Obesity,Diets#Eating Disorders#Bullying#Fat Acceptance#Please Share
MUCH of the debate about the nation’s obesity epidemic has focused, not surprisingly, on food: labeling requirements, taxes on sugary beverages and snacks, junk food advertisements aimed at children and the nutritional quality of school lunches.
But obesity affects not only health but also economic outcomes: overweight people have less success in the job market and make less money over the course of their careers than slimmer people. The problem is particularly acute for overweight women, because they are significantly less likely to complete college.
We arrived at this conclusion after examining data from a project that tracks more than 10,000 people who graduated from Wisconsin high schools in 1957. From career entry to retirement, overweight men experienced no barriers to getting hired and promoted. But heavier women worked in jobs that had lower earnings and social status and required less education than their thinner female peers.
At first glance this difference might appear to reflect bias on the part of employers, and male supervisors in particular. After all, studies find that employers tend to view overweight workers as less capable, less hard-working and lacking in self-control.
But the real reason was that overweight women were less likely to earn college degrees — regardless of their ability, professional goals or socioeconomic status. In other words, it didn’t matter how talented or ambitious they were, or how well they had done in high school. Nor did it matter whether their parents were rich or poor, well educated or high school dropouts.
Our study, published last year in the journal Social Forces, was the first to show that decreased education was the key mechanism that reduced the career achievement of overweight women — an impact that persisted even among those who lost weight later in life. We found no similar gap in educational attainment for overweight men.
Why doesn’t body size affect men’s attainment as much as women’s? One explanation is that overweight girls are more stigmatized and isolated in high school compared with overweight boys. Other studies have shown that body size is one of the primary ways Americans judge female — but not male — attractiveness. We also know that the social stigma associated with obesity is strongest during adolescence. So perhaps teachers and peers judge overweight girls more harshly. In addition, evidence suggests that, relative to overweight girls, overweight boys are more active in extracurricular activities, like sports, which may lead to stronger friendships and social ties. (Of course our study followed a particular group from career entry to retirement, and more study is needed to determine whether overweight girls finishing high school today face the same barriers, though these social factors suggest they do.)
That overweight women continue to trail men — including overweight men — in educational attainment in America is remarkable, given that women in general are outpacing men in college completion and in earning advanced degrees.
What does this mean for policy? Previous studies have shown that overweight adolescents feel stigmatized by their peers and their teachers, have fewer friends and often feel socially isolated. Teenagers who feel less connected to teachers, school and peers are less likely to graduate and go on to college. So policies to help overweight girls need to work on two levels: promoting healthful behaviors and shifting attitudes.
Obesity is occurring in children at younger and younger ages, so prevention needs to start as early as primary school. While early intervention has obvious potential health benefits, it is also critical from a career perspective. In addition, overweight girls should be encouraged to participate in college preparation courses and extracurricular activities. Health education that focuses on diet and exercise but does not stigmatize overweight teenagers is critical.

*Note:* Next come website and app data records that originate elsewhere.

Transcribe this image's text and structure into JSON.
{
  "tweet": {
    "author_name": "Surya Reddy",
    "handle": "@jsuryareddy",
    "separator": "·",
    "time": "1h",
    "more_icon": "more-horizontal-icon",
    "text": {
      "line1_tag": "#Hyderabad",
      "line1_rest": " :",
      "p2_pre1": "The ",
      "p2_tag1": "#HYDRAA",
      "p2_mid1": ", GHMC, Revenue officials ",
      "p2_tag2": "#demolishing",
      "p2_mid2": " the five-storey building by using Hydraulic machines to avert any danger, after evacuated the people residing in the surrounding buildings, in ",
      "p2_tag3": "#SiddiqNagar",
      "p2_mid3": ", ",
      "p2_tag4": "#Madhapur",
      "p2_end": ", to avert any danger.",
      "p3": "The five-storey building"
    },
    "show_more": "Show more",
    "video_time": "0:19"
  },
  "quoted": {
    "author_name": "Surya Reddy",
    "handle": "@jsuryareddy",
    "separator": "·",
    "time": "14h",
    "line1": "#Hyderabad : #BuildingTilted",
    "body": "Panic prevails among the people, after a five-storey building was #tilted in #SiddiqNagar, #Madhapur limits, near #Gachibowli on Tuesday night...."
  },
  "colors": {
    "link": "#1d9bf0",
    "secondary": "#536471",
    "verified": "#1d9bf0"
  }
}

Teachers and principals need to be aggressive in limiting bullying and looking for signs of depression in overweight girls. Teenage girls, regardless of body size, struggle with self-esteem and are at higher risk of depression than boys, so expanding health education to include psychological as well as physical health could help all girls. Public health campaigns should reframe the problem of obesity from one of individual failure to one of public concern.

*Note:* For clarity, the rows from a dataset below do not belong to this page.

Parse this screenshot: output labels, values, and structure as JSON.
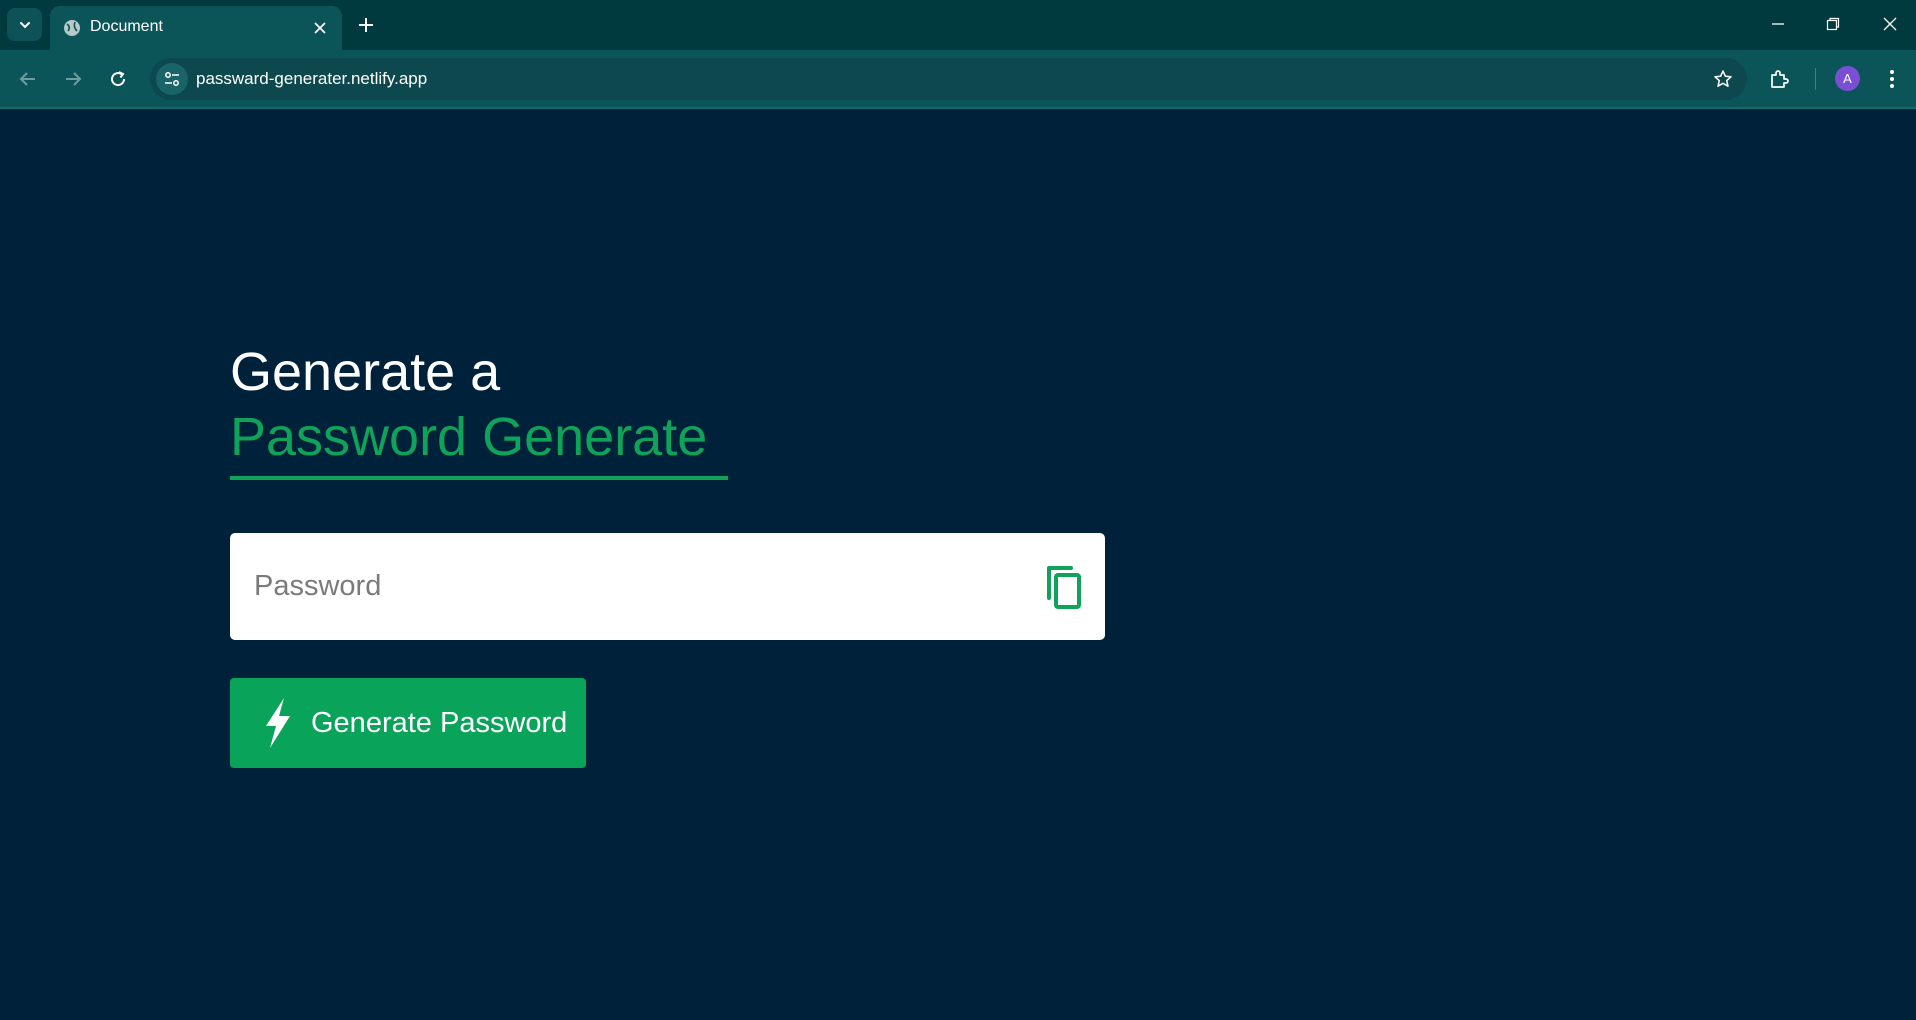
{
  "browser": {
    "tab": {
      "title": "Document"
    },
    "address_bar": {
      "url": "passward-generater.netlify.app"
    },
    "profile": {
      "initial": "A"
    }
  },
  "page": {
    "heading_line1": "Generate a",
    "heading_line2": "Password Generate",
    "password_field": {
      "placeholder": "Password",
      "value": ""
    },
    "generate_button": {
      "label": "Generate Password"
    }
  },
  "colors": {
    "background": "#00213a",
    "accent": "#0fa35a",
    "chrome": "#0b5559"
  }
}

The economic harm to overweight women is more than a series of personal troubles; it may contribute to the rising disparities between rich and poor, and it is a drain on the human capital and economic productivity of our nation.